Williams is through to her first U.S. Open semi-final since 2016, but following her win against Karolina Pliskova, she found herself answering questions relating to whether she agreed with Nike's choice to feature the former NFL quarterback.
"Having a huge company back him, could be a controversial reason for this company but they're not afraid and I feel like that was a really powerful statement to a lot of, a lot of other companies." Williams said on Tuesday at Flushing Meadows in New York.
Protesters burned Nike shoes and some consumers demanded a boycott after the footwear and apparel maker's unveiling of Kaepernick. The company's shares fell Tuesday, closing down 3.2 percent.
The former San Francisco 49er sparked a national controversy by kneeling during the national anthem to protest racial injustice and police brutality. He then opted out of his contract and was not offered a place on any team for the 2017 season.
He has since sued the NFL, accusing owners of colluding to blackball him and is still without a team, with a decision taken last month allowing him clearance to go to trial.
The story has attracted attention from many sides including criticism from President Donald Trump, who said in an interview to The Daily Caller that Nike's decision sends "a terrible message." However, Kaepernick has also won praise from elsewhere and has been honored by Amnesty International.
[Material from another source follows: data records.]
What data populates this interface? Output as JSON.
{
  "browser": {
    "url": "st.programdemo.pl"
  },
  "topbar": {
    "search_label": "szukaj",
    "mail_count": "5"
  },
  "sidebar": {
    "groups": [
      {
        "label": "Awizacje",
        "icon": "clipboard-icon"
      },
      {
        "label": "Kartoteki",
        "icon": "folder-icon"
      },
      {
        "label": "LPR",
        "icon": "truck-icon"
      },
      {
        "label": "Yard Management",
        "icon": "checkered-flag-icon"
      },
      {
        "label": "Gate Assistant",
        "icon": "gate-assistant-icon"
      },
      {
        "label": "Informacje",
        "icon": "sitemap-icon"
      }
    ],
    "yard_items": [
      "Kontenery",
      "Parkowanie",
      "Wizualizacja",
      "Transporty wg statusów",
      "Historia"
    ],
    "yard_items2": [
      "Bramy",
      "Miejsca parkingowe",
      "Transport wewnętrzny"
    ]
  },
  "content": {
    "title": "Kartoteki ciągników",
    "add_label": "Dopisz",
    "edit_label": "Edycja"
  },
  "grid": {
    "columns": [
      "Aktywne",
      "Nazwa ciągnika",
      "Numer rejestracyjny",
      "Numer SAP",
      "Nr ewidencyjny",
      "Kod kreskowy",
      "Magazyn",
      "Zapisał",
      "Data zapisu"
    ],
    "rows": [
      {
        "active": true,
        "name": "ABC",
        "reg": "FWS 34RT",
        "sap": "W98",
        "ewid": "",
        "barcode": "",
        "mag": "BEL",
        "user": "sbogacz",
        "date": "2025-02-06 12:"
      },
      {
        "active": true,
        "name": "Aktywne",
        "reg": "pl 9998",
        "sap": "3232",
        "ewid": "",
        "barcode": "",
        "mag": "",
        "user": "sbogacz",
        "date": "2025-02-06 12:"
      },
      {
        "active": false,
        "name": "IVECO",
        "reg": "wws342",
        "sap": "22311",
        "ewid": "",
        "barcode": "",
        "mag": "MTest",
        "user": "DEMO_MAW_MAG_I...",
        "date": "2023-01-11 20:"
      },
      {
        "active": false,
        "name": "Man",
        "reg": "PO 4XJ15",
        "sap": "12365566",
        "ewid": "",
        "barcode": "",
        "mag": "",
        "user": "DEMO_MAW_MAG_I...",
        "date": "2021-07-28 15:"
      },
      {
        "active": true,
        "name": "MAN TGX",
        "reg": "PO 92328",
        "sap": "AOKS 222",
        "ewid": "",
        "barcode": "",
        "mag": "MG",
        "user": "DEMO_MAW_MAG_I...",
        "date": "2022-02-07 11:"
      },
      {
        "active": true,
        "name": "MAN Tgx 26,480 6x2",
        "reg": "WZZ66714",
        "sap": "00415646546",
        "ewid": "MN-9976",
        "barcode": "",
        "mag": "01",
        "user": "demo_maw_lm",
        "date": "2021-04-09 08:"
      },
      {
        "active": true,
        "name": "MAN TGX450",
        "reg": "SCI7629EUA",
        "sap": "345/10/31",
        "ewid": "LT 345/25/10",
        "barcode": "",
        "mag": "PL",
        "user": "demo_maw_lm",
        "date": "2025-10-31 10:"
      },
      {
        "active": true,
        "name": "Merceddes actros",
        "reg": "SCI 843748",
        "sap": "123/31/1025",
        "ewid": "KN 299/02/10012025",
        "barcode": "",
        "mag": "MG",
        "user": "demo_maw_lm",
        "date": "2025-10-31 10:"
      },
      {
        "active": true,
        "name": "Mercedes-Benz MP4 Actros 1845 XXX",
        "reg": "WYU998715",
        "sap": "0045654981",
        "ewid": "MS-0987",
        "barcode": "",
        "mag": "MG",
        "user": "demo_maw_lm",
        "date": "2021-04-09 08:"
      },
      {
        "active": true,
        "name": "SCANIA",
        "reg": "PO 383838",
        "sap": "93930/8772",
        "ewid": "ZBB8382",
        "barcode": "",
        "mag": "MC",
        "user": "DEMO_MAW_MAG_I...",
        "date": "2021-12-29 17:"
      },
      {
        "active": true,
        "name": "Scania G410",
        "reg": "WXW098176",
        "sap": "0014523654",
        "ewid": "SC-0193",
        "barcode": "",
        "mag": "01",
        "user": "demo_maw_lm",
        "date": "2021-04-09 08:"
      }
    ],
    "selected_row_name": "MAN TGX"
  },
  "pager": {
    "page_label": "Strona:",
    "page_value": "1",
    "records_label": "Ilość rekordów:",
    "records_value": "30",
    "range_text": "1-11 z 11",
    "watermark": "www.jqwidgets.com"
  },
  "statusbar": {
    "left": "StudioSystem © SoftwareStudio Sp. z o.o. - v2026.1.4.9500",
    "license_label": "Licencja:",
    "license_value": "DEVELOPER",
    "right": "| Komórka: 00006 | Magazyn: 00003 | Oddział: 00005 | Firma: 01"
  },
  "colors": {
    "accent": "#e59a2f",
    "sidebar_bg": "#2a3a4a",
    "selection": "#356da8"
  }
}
"He's done a lot for the African American community and it's cost him a lot and he continues to do the best that he can to support." Williams went on to say.
Nike's new advertising campaign, celebrating the 30th anniversary of its "Just Do It" slogan features Williams, as well as New York Giants wide receiver Odell Beckham Jr and Seattle Seahawks rookie linebacker Shaquem Griffin.
Despite Serena giving Kaepernick and Nike her backing, she still feels it's necessary for athletes to be wary of how they participate in any sort of social activism.
"I don't think athletes have a role to play," she added. "I feel like they can choose or they cannot choose and it's their choice."
Williams, who also said on social media she was "especially proud to be a part of the Nike family" after it unveiled Kaepernick, also reiterated that it should be an individual's right to exercise their right to protest social injustice.
"I'm never perfect but you know, just try to be the best that I can be and maybe I can just influence one person and that makes a change already," she said.
Nike isn't showing signs of slowing down its use of Kaepernick in the campaign, with large branded billboards bearing his face already in prominent locations around the U.S., including San Francisco.